* _Task prompt_: Output all records verbatim.

[Data items]
***

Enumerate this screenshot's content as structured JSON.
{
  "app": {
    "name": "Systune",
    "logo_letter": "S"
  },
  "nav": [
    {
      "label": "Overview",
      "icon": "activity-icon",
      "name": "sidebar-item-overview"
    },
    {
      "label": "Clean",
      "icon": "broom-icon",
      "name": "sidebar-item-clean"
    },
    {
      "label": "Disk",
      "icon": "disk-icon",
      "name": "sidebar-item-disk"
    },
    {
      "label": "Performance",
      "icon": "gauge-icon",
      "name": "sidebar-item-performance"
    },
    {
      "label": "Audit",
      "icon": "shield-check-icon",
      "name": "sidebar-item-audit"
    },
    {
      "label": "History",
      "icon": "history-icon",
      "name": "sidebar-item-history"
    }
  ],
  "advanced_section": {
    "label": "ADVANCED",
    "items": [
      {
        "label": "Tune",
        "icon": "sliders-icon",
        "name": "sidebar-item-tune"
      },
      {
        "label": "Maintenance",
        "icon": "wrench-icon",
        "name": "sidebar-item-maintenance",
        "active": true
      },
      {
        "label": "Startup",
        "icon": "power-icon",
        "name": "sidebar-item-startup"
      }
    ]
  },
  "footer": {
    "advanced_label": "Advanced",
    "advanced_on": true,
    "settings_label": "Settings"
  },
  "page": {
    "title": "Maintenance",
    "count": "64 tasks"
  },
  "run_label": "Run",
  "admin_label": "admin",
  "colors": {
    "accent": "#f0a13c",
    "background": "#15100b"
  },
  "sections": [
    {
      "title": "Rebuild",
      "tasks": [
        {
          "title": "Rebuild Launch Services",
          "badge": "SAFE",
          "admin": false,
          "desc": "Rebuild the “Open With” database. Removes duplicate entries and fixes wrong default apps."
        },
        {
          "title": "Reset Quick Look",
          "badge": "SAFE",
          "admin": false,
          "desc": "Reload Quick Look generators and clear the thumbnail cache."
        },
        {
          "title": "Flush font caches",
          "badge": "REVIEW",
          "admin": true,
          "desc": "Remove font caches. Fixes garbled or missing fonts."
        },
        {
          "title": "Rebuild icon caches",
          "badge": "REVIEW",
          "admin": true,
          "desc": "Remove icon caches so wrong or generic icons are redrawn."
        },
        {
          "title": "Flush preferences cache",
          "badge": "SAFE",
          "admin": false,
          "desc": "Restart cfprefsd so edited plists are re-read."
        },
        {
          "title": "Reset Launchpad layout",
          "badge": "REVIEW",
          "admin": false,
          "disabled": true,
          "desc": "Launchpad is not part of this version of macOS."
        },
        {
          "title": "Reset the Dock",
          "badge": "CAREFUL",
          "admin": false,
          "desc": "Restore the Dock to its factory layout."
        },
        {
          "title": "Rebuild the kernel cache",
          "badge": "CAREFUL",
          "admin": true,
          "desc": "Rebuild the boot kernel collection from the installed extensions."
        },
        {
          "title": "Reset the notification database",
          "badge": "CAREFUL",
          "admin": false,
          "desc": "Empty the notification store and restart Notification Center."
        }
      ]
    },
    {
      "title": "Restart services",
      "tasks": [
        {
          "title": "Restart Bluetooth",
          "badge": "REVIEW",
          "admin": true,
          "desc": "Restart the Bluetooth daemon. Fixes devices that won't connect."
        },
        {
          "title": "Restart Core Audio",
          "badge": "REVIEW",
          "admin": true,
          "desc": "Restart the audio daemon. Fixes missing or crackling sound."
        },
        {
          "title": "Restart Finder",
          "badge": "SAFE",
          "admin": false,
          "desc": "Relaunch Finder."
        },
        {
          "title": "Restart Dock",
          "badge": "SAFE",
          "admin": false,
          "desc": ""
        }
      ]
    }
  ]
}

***

* _Task solution_:
Enumerate this screenshot's content as structured JSON.
{
  "app": {
    "name": "Systune",
    "logo_letter": "S"
  },
  "nav": [
    {
      "label": "Overview",
      "icon": "activity-icon",
      "name": "sidebar-item-overview"
    },
    {
      "label": "Clean",
      "icon": "broom-icon",
      "name": "sidebar-item-clean"
    },
    {
      "label": "Disk",
      "icon": "disk-icon",
      "name": "sidebar-item-disk"
    },
    {
      "label": "Performance",
      "icon": "gauge-icon",
      "name": "sidebar-item-performance"
    },
    {
      "label": "Audit",
      "icon": "shield-check-icon",
      "name": "sidebar-item-audit"
    },
    {
      "label": "History",
      "icon": "history-icon",
      "name": "sidebar-item-history"
    }
  ],
  "advanced_section": {
    "label": "ADVANCED",
    "items": [
      {
        "label": "Tune",
        "icon": "sliders-icon",
        "name": "sidebar-item-tune"
      },
      {
        "label": "Maintenance",
        "icon": "wrench-icon",
        "name": "sidebar-item-maintenance",
        "active": true
      },
      {
        "label": "Startup",
        "icon": "power-icon",
        "name": "sidebar-item-startup"
      }
    ]
  },
  "footer": {
    "advanced_label": "Advanced",
    "advanced_on": true,
    "settings_label": "Settings"
  },
  "page": {
    "title": "Maintenance",
    "count": "64 tasks"
  },
  "run_label": "Run",
  "admin_label": "admin",
  "colors": {
    "accent": "#f0a13c",
    "background": "#15100b"
  },
  "sections": [
    {
      "title": "Rebuild",
      "tasks": [
        {
          "title": "Rebuild Launch Services",
          "badge": "SAFE",
          "admin": false,
          "desc": "Rebuild the “Open With” database. Removes duplicate entries and fixes wrong default apps."
        },
        {
          "title": "Reset Quick Look",
          "badge": "SAFE",
          "admin": false,
          "desc": "Reload Quick Look generators and clear the thumbnail cache."
        },
        {
          "title": "Flush font caches",
          "badge": "REVIEW",
          "admin": true,
          "desc": "Remove font caches. Fixes garbled or missing fonts."
        },
        {
          "title": "Rebuild icon caches",
          "badge": "REVIEW",
          "admin": true,
          "desc": "Remove icon caches so wrong or generic icons are redrawn."
        },
        {
          "title": "Flush preferences cache",
          "badge": "SAFE",
          "admin": false,
          "desc": "Restart cfprefsd so edited plists are re-read."
        },
        {
          "title": "Reset Launchpad layout",
          "badge": "REVIEW",
          "admin": false,
          "disabled": true,
          "desc": "Launchpad is not part of this version of macOS."
        },
        {
          "title": "Reset the Dock",
          "badge": "CAREFUL",
          "admin": false,
          "desc": "Restore the Dock to its factory layout."
        },
        {
          "title": "Rebuild the kernel cache",
          "badge": "CAREFUL",
          "admin": true,
          "desc": "Rebuild the boot kernel collection from the installed extensions."
        },
        {
          "title": "Reset the notification database",
          "badge": "CAREFUL",
          "admin": false,
          "desc": "Empty the notification store and restart Notification Center."
        }
      ]
    },
    {
      "title": "Restart services",
      "tasks": [
        {
          "title": "Restart Bluetooth",
          "badge": "REVIEW",
          "admin": true,
          "desc": "Restart the Bluetooth daemon. Fixes devices that won't connect."
        },
        {
          "title": "Restart Core Audio",
          "badge": "REVIEW",
          "admin": true,
          "desc": "Restart the audio daemon. Fixes missing or crackling sound."
        },
        {
          "title": "Restart Finder",
          "badge": "SAFE",
          "admin": false,
          "desc": "Relaunch Finder."
        },
        {
          "title": "Restart Dock",
          "badge": "SAFE",
          "admin": false,
          "desc": ""
        }
      ]
    }
  ]
}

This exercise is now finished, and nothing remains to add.